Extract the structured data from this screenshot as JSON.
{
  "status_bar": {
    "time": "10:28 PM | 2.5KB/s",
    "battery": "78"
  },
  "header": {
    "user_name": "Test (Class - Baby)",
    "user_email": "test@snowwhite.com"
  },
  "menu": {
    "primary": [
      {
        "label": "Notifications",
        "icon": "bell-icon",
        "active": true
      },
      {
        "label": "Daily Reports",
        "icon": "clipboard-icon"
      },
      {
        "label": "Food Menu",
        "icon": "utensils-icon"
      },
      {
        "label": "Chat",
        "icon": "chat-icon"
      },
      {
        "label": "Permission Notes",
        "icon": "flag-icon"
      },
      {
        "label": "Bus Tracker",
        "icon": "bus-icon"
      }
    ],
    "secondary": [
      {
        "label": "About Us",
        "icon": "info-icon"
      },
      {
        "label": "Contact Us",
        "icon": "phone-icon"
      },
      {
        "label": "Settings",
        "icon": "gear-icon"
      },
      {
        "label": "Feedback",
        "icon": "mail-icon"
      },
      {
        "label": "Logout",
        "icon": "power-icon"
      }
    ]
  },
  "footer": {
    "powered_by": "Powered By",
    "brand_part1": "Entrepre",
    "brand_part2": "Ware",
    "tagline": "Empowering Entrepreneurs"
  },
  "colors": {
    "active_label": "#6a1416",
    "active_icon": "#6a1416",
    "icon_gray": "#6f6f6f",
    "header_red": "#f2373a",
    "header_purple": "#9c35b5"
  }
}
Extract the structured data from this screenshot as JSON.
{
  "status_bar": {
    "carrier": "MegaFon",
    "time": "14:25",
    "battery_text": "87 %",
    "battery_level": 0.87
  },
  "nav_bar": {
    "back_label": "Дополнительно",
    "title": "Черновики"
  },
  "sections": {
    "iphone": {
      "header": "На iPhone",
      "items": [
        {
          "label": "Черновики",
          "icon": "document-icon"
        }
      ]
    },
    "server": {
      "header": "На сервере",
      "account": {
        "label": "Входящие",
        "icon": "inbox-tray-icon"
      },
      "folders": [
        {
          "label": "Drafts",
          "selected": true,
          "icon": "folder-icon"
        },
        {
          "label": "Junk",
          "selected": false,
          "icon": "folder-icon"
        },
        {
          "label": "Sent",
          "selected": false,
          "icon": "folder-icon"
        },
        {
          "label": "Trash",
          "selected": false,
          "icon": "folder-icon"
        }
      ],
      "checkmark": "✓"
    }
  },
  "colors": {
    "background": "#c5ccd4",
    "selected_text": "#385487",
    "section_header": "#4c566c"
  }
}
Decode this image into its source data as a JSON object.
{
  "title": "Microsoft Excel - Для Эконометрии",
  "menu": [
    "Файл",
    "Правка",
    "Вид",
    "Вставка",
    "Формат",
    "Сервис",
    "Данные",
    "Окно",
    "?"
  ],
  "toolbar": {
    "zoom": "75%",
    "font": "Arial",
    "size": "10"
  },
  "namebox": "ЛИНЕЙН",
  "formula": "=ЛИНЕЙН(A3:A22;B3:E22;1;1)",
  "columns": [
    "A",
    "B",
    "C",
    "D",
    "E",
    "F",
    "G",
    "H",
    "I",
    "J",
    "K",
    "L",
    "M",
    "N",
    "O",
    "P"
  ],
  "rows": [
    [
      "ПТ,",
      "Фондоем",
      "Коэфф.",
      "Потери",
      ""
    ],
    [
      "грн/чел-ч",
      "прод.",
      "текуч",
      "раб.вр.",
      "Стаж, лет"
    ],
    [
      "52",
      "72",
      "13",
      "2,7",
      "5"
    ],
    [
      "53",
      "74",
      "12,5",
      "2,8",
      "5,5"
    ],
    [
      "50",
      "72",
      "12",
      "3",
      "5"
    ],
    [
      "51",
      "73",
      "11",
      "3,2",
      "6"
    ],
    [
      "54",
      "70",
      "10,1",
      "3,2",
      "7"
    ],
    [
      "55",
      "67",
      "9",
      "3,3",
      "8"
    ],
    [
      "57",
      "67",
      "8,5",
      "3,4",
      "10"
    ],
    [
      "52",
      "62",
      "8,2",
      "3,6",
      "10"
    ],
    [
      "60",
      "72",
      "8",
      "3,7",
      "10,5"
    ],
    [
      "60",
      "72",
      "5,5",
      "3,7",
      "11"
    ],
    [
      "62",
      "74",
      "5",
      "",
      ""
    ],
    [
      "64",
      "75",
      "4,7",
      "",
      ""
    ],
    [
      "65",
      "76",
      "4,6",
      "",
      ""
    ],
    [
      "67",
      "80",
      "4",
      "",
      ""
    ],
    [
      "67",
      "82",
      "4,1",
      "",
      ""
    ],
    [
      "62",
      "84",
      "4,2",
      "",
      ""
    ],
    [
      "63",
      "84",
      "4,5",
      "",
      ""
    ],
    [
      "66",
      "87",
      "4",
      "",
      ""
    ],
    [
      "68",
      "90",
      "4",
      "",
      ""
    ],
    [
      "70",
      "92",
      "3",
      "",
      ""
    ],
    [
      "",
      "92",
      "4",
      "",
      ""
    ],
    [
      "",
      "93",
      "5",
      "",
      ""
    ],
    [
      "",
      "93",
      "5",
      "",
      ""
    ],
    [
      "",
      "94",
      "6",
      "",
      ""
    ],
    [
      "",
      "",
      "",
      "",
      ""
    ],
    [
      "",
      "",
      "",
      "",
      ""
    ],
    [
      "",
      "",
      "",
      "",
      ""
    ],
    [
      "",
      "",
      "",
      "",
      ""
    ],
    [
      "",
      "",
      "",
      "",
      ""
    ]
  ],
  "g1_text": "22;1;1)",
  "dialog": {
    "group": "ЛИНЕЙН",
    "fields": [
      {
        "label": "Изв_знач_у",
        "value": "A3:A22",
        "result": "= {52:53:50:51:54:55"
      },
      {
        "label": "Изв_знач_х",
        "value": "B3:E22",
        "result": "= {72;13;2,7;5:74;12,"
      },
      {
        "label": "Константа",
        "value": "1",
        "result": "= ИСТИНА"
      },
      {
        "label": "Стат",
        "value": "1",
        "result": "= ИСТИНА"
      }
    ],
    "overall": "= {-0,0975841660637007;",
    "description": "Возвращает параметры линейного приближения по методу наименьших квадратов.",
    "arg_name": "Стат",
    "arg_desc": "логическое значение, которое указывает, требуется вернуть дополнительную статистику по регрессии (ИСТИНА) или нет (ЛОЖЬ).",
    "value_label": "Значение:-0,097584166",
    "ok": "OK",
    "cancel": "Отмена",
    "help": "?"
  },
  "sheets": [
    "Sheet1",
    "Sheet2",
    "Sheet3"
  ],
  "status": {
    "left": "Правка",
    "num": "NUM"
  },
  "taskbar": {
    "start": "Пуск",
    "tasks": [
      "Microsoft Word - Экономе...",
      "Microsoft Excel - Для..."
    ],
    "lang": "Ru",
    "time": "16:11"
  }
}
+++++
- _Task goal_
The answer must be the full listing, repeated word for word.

- _Written solution_
Extract the structured data from this screenshot as JSON.
{
  "status_bar": {
    "time": "10:28 PM | 2.5KB/s",
    "battery": "78"
  },
  "header": {
    "user_name": "Test (Class - Baby)",
    "user_email": "test@snowwhite.com"
  },
  "menu": {
    "primary": [
      {
        "label": "Notifications",
        "icon": "bell-icon",
        "active": true
      },
      {
        "label": "Daily Reports",
        "icon": "clipboard-icon"
      },
      {
        "label": "Food Menu",
        "icon": "utensils-icon"
      },
      {
        "label": "Chat",
        "icon": "chat-icon"
      },
      {
        "label": "Permission Notes",
        "icon": "flag-icon"
      },
      {
        "label": "Bus Tracker",
        "icon": "bus-icon"
      }
    ],
    "secondary": [
      {
        "label": "About Us",
        "icon": "info-icon"
      },
      {
        "label": "Contact Us",
        "icon": "phone-icon"
      },
      {
        "label": "Settings",
        "icon": "gear-icon"
      },
      {
        "label": "Feedback",
        "icon": "mail-icon"
      },
      {
        "label": "Logout",
        "icon": "power-icon"
      }
    ]
  },
  "footer": {
    "powered_by": "Powered By",
    "brand_part1": "Entrepre",
    "brand_part2": "Ware",
    "tagline": "Empowering Entrepreneurs"
  },
  "colors": {
    "active_label": "#6a1416",
    "active_icon": "#6a1416",
    "icon_gray": "#6f6f6f",
    "header_red": "#f2373a",
    "header_purple": "#9c35b5"
  }
}
Extract the structured data from this screenshot as JSON.
{
  "status_bar": {
    "carrier": "MegaFon",
    "time": "14:25",
    "battery_text": "87 %",
    "battery_level": 0.87
  },
  "nav_bar": {
    "back_label": "Дополнительно",
    "title": "Черновики"
  },
  "sections": {
    "iphone": {
      "header": "На iPhone",
      "items": [
        {
          "label": "Черновики",
          "icon": "document-icon"
        }
      ]
    },
    "server": {
      "header": "На сервере",
      "account": {
        "label": "Входящие",
        "icon": "inbox-tray-icon"
      },
      "folders": [
        {
          "label": "Drafts",
          "selected": true,
          "icon": "folder-icon"
        },
        {
          "label": "Junk",
          "selected": false,
          "icon": "folder-icon"
        },
        {
          "label": "Sent",
          "selected": false,
          "icon": "folder-icon"
        },
        {
          "label": "Trash",
          "selected": false,
          "icon": "folder-icon"
        }
      ],
      "checkmark": "✓"
    }
  },
  "colors": {
    "background": "#c5ccd4",
    "selected_text": "#385487",
    "section_header": "#4c566c"
  }
}
Decode this image into its source data as a JSON object.
{
  "title": "Microsoft Excel - Для Эконометрии",
  "menu": [
    "Файл",
    "Правка",
    "Вид",
    "Вставка",
    "Формат",
    "Сервис",
    "Данные",
    "Окно",
    "?"
  ],
  "toolbar": {
    "zoom": "75%",
    "font": "Arial",
    "size": "10"
  },
  "namebox": "ЛИНЕЙН",
  "formula": "=ЛИНЕЙН(A3:A22;B3:E22;1;1)",
  "columns": [
    "A",
    "B",
    "C",
    "D",
    "E",
    "F",
    "G",
    "H",
    "I",
    "J",
    "K",
    "L",
    "M",
    "N",
    "O",
    "P"
  ],
  "rows": [
    [
      "ПТ,",
      "Фондоем",
      "Коэфф.",
      "Потери",
      ""
    ],
    [
      "грн/чел-ч",
      "прод.",
      "текуч",
      "раб.вр.",
      "Стаж, лет"
    ],
    [
      "52",
      "72",
      "13",
      "2,7",
      "5"
    ],
    [
      "53",
      "74",
      "12,5",
      "2,8",
      "5,5"
    ],
    [
      "50",
      "72",
      "12",
      "3",
      "5"
    ],
    [
      "51",
      "73",
      "11",
      "3,2",
      "6"
    ],
    [
      "54",
      "70",
      "10,1",
      "3,2",
      "7"
    ],
    [
      "55",
      "67",
      "9",
      "3,3",
      "8"
    ],
    [
      "57",
      "67",
      "8,5",
      "3,4",
      "10"
    ],
    [
      "52",
      "62",
      "8,2",
      "3,6",
      "10"
    ],
    [
      "60",
      "72",
      "8",
      "3,7",
      "10,5"
    ],
    [
      "60",
      "72",
      "5,5",
      "3,7",
      "11"
    ],
    [
      "62",
      "74",
      "5",
      "",
      ""
    ],
    [
      "64",
      "75",
      "4,7",
      "",
      ""
    ],
    [
      "65",
      "76",
      "4,6",
      "",
      ""
    ],
    [
      "67",
      "80",
      "4",
      "",
      ""
    ],
    [
      "67",
      "82",
      "4,1",
      "",
      ""
    ],
    [
      "62",
      "84",
      "4,2",
      "",
      ""
    ],
    [
      "63",
      "84",
      "4,5",
      "",
      ""
    ],
    [
      "66",
      "87",
      "4",
      "",
      ""
    ],
    [
      "68",
      "90",
      "4",
      "",
      ""
    ],
    [
      "70",
      "92",
      "3",
      "",
      ""
    ],
    [
      "",
      "92",
      "4",
      "",
      ""
    ],
    [
      "",
      "93",
      "5",
      "",
      ""
    ],
    [
      "",
      "93",
      "5",
      "",
      ""
    ],
    [
      "",
      "94",
      "6",
      "",
      ""
    ],
    [
      "",
      "",
      "",
      "",
      ""
    ],
    [
      "",
      "",
      "",
      "",
      ""
    ],
    [
      "",
      "",
      "",
      "",
      ""
    ],
    [
      "",
      "",
      "",
      "",
      ""
    ],
    [
      "",
      "",
      "",
      "",
      ""
    ]
  ],
  "g1_text": "22;1;1)",
  "dialog": {
    "group": "ЛИНЕЙН",
    "fields": [
      {
        "label": "Изв_знач_у",
        "value": "A3:A22",
        "result": "= {52:53:50:51:54:55"
      },
      {
        "label": "Изв_знач_х",
        "value": "B3:E22",
        "result": "= {72;13;2,7;5:74;12,"
      },
      {
        "label": "Константа",
        "value": "1",
        "result": "= ИСТИНА"
      },
      {
        "label": "Стат",
        "value": "1",
        "result": "= ИСТИНА"
      }
    ],
    "overall": "= {-0,0975841660637007;",
    "description": "Возвращает параметры линейного приближения по методу наименьших квадратов.",
    "arg_name": "Стат",
    "arg_desc": "логическое значение, которое указывает, требуется вернуть дополнительную статистику по регрессии (ИСТИНА) или нет (ЛОЖЬ).",
    "value_label": "Значение:-0,097584166",
    "ok": "OK",
    "cancel": "Отмена",
    "help": "?"
  },
  "sheets": [
    "Sheet1",
    "Sheet2",
    "Sheet3"
  ],
  "status": {
    "left": "Правка",
    "num": "NUM"
  },
  "taskbar": {
    "start": "Пуск",
    "tasks": [
      "Microsoft Word - Экономе...",
      "Microsoft Excel - Для..."
    ],
    "lang": "Ru",
    "time": "16:11"
  }
}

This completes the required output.